What's your history in NS snowboarding? Yikes. Well. I showed up here (NS) in 1990 from the UK. I'd surfed there since I was a kid and I started snowboarding around 1986 because I figured I'd be moving to Canada and didn't know if I'd still be able to surf there. When I got here there really wasn't much happening in snowboarding. No instructor certification, no competitions, no coaching...but lots of people doing it. I bumped into Andrew MacLean at Martock and we brought in an evaluator to train some instructors in 1991. We ended up becoming evaluators and I ended up organizing instructor courses in Atlantic Canada for some 15 years. At the same time we formed the NSSA with NS snowboard legend Sonny Woodworth and Jeff Marshall and the competition scene was born here. It was an amazing few early years. Riders like Trevor Andrew, Ben Crowe and Scott Doucette started back then and for a little province we quickly grew a reputation for good riding. Trevor of course went on to compete in two Olympics, paving the way for another Olympian Sarah Conrad and National Team riders like Alex Duckworth and Kristin D'Eon. I dabbled in a few World Cups and National Championships myself but seemed to grow old faster than those guys so I went into coaching around 99. I think the success of NS riders now owes a lot to those early years because everyone realized that it IS possible to reach that level of excellence, regardless of the small amount of terrain available in this province. When I went into coaching

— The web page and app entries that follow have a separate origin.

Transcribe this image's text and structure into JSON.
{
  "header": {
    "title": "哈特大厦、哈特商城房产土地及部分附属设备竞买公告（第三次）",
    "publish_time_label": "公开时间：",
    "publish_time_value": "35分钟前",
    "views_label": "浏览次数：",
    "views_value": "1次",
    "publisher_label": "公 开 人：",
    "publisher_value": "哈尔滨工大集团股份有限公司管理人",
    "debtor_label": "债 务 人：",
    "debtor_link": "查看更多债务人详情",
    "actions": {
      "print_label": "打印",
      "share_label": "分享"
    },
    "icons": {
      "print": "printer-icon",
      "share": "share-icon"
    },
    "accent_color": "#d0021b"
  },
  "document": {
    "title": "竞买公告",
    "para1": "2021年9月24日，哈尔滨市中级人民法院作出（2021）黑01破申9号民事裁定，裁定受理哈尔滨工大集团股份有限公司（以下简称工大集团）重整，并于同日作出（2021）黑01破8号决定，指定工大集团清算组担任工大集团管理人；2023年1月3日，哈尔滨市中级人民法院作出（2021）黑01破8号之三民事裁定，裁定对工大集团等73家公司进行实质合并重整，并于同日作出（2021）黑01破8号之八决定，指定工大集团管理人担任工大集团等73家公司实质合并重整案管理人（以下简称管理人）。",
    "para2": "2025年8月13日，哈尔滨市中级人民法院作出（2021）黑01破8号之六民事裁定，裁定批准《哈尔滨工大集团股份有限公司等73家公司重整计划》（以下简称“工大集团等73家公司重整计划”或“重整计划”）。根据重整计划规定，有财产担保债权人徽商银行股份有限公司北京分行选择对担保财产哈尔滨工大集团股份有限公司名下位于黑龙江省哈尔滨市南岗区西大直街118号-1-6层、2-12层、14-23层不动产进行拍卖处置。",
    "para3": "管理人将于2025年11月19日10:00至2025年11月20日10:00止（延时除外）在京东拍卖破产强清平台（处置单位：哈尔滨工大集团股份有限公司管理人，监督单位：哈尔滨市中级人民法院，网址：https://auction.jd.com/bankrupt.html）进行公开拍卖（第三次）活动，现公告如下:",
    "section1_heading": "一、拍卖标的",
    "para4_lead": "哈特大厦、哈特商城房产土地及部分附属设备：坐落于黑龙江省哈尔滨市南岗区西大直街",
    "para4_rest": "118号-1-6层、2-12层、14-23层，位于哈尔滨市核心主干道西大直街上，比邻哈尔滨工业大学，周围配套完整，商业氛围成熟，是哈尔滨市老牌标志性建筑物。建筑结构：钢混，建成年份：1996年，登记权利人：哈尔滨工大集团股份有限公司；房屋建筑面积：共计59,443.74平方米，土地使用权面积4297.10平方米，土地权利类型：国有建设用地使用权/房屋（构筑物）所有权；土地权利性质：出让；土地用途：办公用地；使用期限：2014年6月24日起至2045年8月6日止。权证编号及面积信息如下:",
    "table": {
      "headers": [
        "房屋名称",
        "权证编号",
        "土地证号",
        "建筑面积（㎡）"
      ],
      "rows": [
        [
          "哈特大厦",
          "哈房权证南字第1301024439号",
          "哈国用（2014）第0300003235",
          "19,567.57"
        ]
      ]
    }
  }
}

we'd just come through the 98 Olympics and there weren't really that many responsible coaching programs around but they were developing. I went on to coach with the Canadian Team at a couple of Junior World Championships in Europe (Prato Nevoso and Klinovec) as well as at World University games in Zakopane, Poland. It's pretty funny, I'm sure Sarah Conrad will thank me for telling the world that I coached her as a racer for a year before she specialized in Halfpipe around '99 or 2000. I can see her sticking pins into my wax doll right now. I eventually ended up as assistant team leader at the Torino Olympics in 2006, a wonderful experience and one that I won't forget - and Sarah was our top female halfpipe athlete there. We were so unlucky (particularly in SBX) not to come home with many more medals than Dom Maltais' bronze. Somehow during that time I also served four years as Chair of the Canadian Snowboard Federation. The Federation was growing rapidly in all areas; events, high performance, sport development ...and suffering at the same time, like many rapid expansions. The added government expectations once 2010 was announced meant that the position carried a lot of stress. But I don't regret any of it. It was a fantastic learning experience and I'm still proud of the passion and perseverance that characterizes everyone who's involved in our sport. Currently I'm Head Coach of the NSSA and specifically focused on getting us ready for Canada Games in 2011 Who is Chris Higgs and what's his story? Never heard of him. Higgs is a diminutive Welshman who has more passion for snowboarding than most diminutive Welshmen. He showed up in NS to train to be an instructor and ended up living at my house for the 5 following winters, instructing and assisting me with coaching the provincial race teams through
Enjoy our 6th issue.